▶ [Your goal]: Whatever the records below say, write them all out exactly.

Website and app data records:
--- START ---
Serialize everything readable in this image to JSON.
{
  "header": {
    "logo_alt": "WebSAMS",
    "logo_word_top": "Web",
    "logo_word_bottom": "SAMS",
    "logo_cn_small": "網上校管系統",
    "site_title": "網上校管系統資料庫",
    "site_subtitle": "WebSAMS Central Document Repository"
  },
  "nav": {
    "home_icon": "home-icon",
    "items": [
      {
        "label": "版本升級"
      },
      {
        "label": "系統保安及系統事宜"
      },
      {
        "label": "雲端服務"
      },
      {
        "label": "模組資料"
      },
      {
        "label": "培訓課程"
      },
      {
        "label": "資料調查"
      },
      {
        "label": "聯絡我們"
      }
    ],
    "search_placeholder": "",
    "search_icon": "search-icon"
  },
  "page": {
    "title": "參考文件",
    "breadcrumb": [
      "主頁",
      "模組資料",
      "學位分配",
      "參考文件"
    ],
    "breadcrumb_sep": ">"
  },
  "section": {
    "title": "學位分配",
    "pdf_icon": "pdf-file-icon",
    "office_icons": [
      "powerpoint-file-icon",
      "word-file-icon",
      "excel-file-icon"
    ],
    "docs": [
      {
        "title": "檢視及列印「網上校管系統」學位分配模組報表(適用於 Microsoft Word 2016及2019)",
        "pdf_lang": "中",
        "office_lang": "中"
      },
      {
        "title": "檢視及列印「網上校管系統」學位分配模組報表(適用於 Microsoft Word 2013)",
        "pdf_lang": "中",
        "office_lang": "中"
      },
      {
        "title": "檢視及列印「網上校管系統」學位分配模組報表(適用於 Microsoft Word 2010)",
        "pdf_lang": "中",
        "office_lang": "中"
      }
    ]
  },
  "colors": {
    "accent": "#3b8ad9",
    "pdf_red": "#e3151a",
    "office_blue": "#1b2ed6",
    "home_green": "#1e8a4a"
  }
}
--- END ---
▶ [Task solution]:
Serialize everything readable in this image to JSON.
{
  "header": {
    "logo_alt": "WebSAMS",
    "logo_word_top": "Web",
    "logo_word_bottom": "SAMS",
    "logo_cn_small": "網上校管系統",
    "site_title": "網上校管系統資料庫",
    "site_subtitle": "WebSAMS Central Document Repository"
  },
  "nav": {
    "home_icon": "home-icon",
    "items": [
      {
        "label": "版本升級"
      },
      {
        "label": "系統保安及系統事宜"
      },
      {
        "label": "雲端服務"
      },
      {
        "label": "模組資料"
      },
      {
        "label": "培訓課程"
      },
      {
        "label": "資料調查"
      },
      {
        "label": "聯絡我們"
      }
    ],
    "search_placeholder": "",
    "search_icon": "search-icon"
  },
  "page": {
    "title": "參考文件",
    "breadcrumb": [
      "主頁",
      "模組資料",
      "學位分配",
      "參考文件"
    ],
    "breadcrumb_sep": ">"
  },
  "section": {
    "title": "學位分配",
    "pdf_icon": "pdf-file-icon",
    "office_icons": [
      "powerpoint-file-icon",
      "word-file-icon",
      "excel-file-icon"
    ],
    "docs": [
      {
        "title": "檢視及列印「網上校管系統」學位分配模組報表(適用於 Microsoft Word 2016及2019)",
        "pdf_lang": "中",
        "office_lang": "中"
      },
      {
        "title": "檢視及列印「網上校管系統」學位分配模組報表(適用於 Microsoft Word 2013)",
        "pdf_lang": "中",
        "office_lang": "中"
      },
      {
        "title": "檢視及列印「網上校管系統」學位分配模組報表(適用於 Microsoft Word 2010)",
        "pdf_lang": "中",
        "office_lang": "中"
      }
    ]
  },
  "colors": {
    "accent": "#3b8ad9",
    "pdf_red": "#e3151a",
    "office_blue": "#1b2ed6",
    "home_green": "#1e8a4a"
  }
}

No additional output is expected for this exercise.